Records for this task:
>>>>

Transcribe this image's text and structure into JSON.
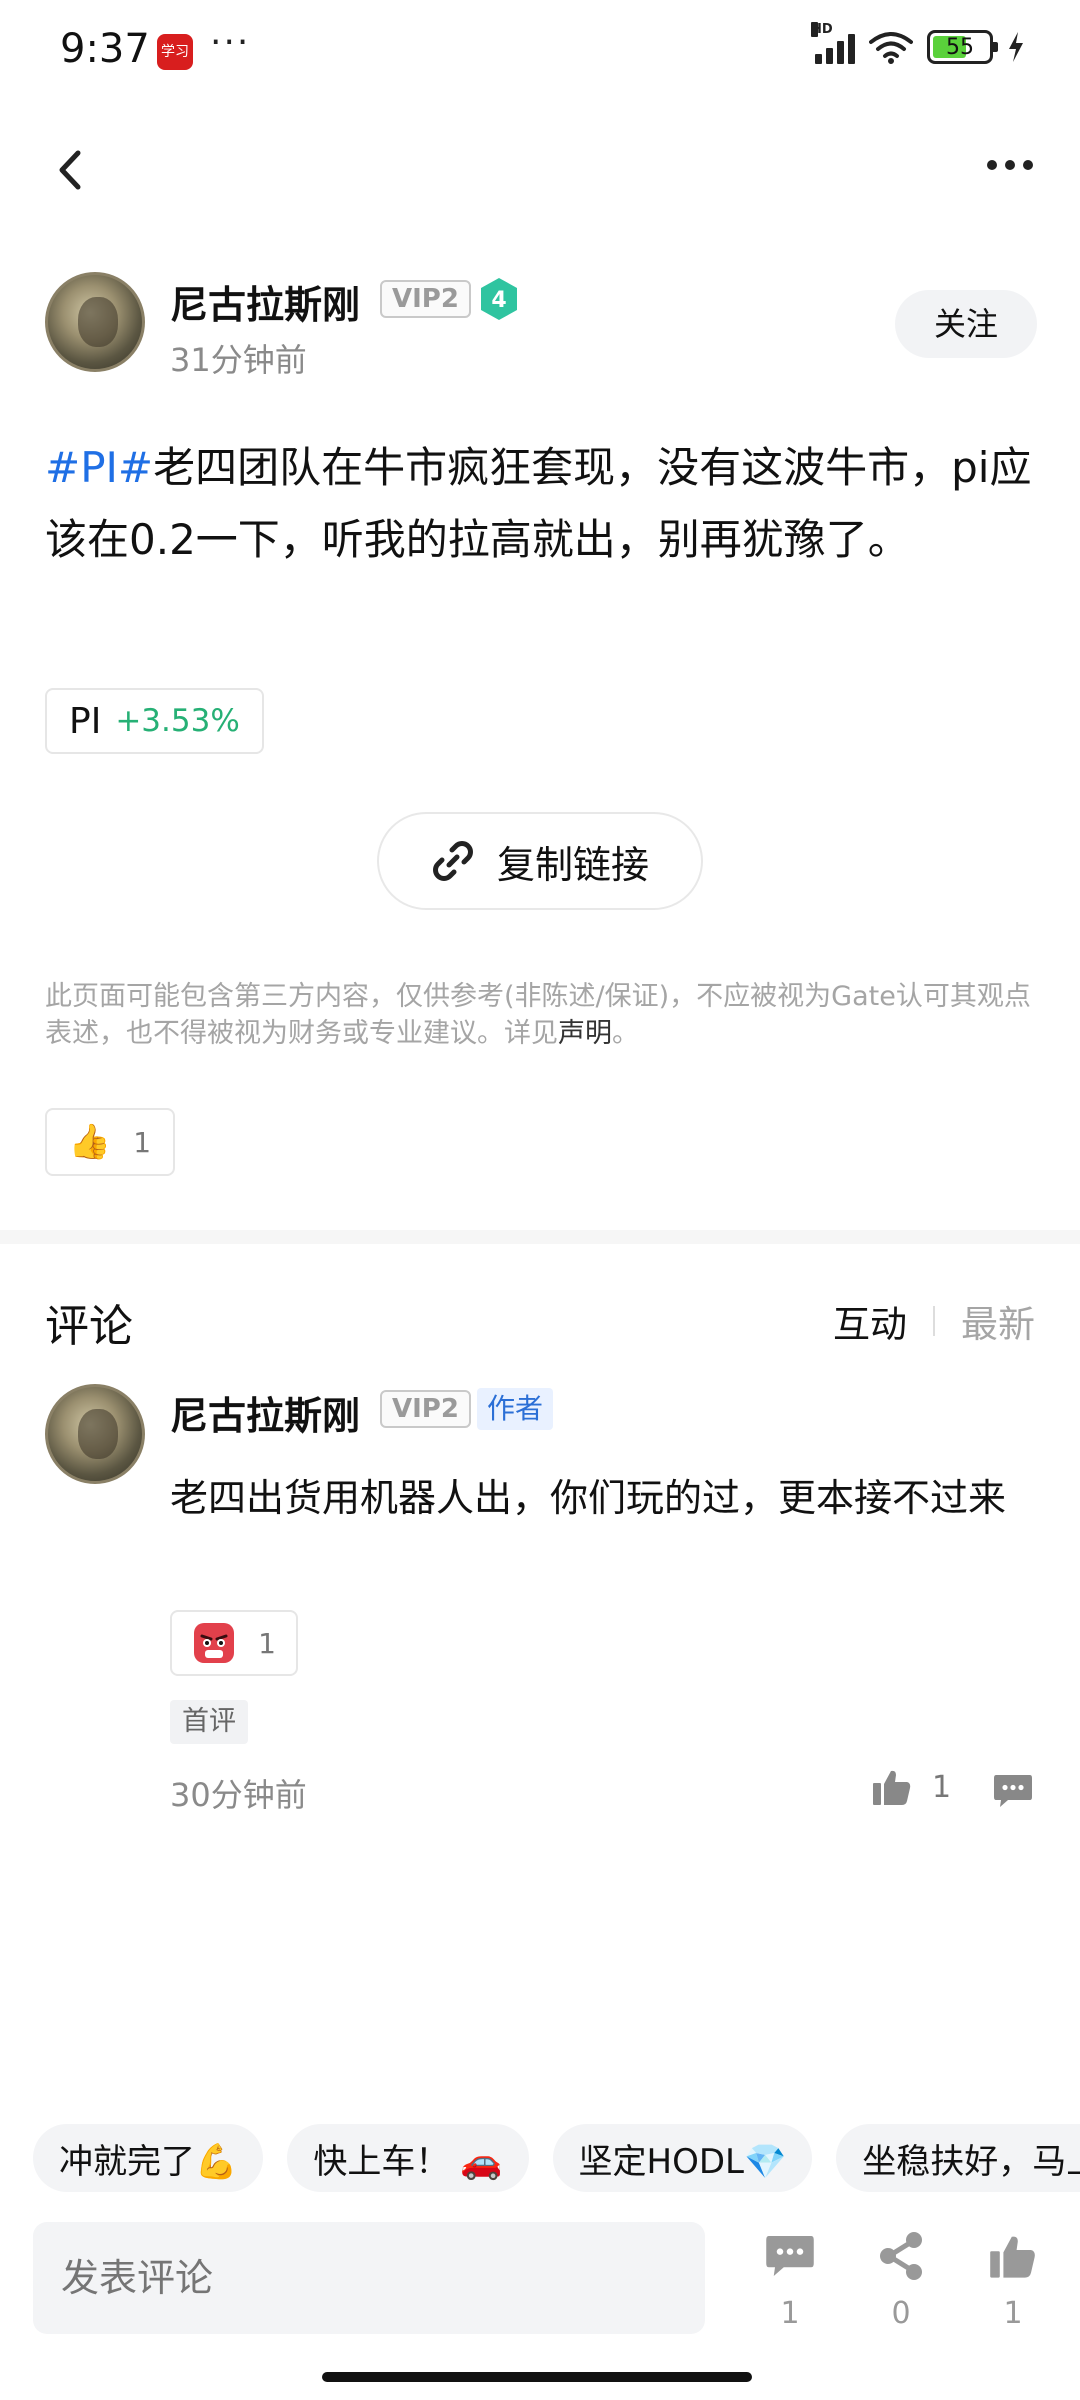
{
  "status_bar": {
    "time": "9:37",
    "app_badge": "学习",
    "dots": "···",
    "battery": "55",
    "network": "HD"
  },
  "post": {
    "author": {
      "name": "尼古拉斯刚",
      "vip": "VIP2",
      "level": "4"
    },
    "time": "31分钟前",
    "follow_label": "关注",
    "hashtag": "#PI#",
    "body": "老四团队在牛市疯狂套现，没有这波牛市，pi应该在0.2一下，听我的拉高就出，别再犹豫了。",
    "ticker": {
      "symbol": "PI",
      "change": "+3.53%"
    },
    "copy_link_label": "复制链接",
    "disclaimer": "此页面可能包含第三方内容，仅供参考(非陈述/保证)，不应被视为Gate认可其观点表述，也不得被视为财务或专业建议。详见",
    "disclaimer_link": "声明",
    "disclaimer_end": "。",
    "reaction": {
      "emoji": "👍",
      "count": "1"
    }
  },
  "comments": {
    "title": "评论",
    "sort": {
      "active": "互动",
      "inactive": "最新"
    },
    "items": [
      {
        "author": "尼古拉斯刚",
        "vip": "VIP2",
        "author_tag": "作者",
        "text": "老四出货用机器人出，你们玩的过，更本接不过来",
        "reaction_count": "1",
        "first_tag": "首评",
        "time": "30分钟前",
        "likes": "1"
      }
    ]
  },
  "quick_replies": [
    "冲就完了💪",
    "快上车！ 🚗",
    "坚定HODL💎",
    "坐稳扶好，马上起飞"
  ],
  "bottom_bar": {
    "input_placeholder": "发表评论",
    "comments_count": "1",
    "shares_count": "0",
    "likes_count": "1"
  },
  "colors": {
    "hashtag": "#1f6fe5",
    "positive": "#26b075",
    "author_tag": "#2b6fd6",
    "level_badge": "#2fc4a0"
  }
}
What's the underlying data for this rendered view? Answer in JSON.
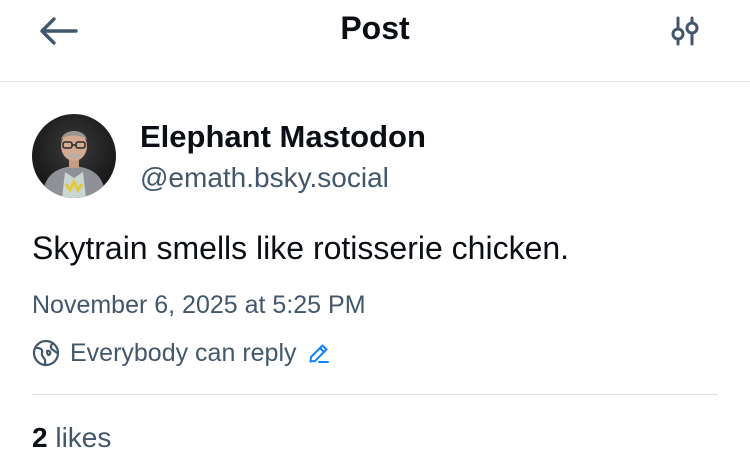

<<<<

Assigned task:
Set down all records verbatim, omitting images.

Solution to this exercise:
Transcribe this image's text and structure into JSON.
{
  "status_bar": {
    "time": "9:37",
    "app_badge": "学习",
    "dots": "···",
    "battery": "55",
    "network": "HD"
  },
  "post": {
    "author": {
      "name": "尼古拉斯刚",
      "vip": "VIP2",
      "level": "4"
    },
    "time": "31分钟前",
    "follow_label": "关注",
    "hashtag": "#PI#",
    "body": "老四团队在牛市疯狂套现，没有这波牛市，pi应该在0.2一下，听我的拉高就出，别再犹豫了。",
    "ticker": {
      "symbol": "PI",
      "change": "+3.53%"
    },
    "copy_link_label": "复制链接",
    "disclaimer": "此页面可能包含第三方内容，仅供参考(非陈述/保证)，不应被视为Gate认可其观点表述，也不得被视为财务或专业建议。详见",
    "disclaimer_link": "声明",
    "disclaimer_end": "。",
    "reaction": {
      "emoji": "👍",
      "count": "1"
    }
  },
  "comments": {
    "title": "评论",
    "sort": {
      "active": "互动",
      "inactive": "最新"
    },
    "items": [
      {
        "author": "尼古拉斯刚",
        "vip": "VIP2",
        "author_tag": "作者",
        "text": "老四出货用机器人出，你们玩的过，更本接不过来",
        "reaction_count": "1",
        "first_tag": "首评",
        "time": "30分钟前",
        "likes": "1"
      }
    ]
  },
  "quick_replies": [
    "冲就完了💪",
    "快上车！ 🚗",
    "坚定HODL💎",
    "坐稳扶好，马上起飞"
  ],
  "bottom_bar": {
    "input_placeholder": "发表评论",
    "comments_count": "1",
    "shares_count": "0",
    "likes_count": "1"
  },
  "colors": {
    "hashtag": "#1f6fe5",
    "positive": "#26b075",
    "author_tag": "#2b6fd6",
    "level_badge": "#2fc4a0"
  }
}
What's the underlying data for this rendered view? Answer in JSON.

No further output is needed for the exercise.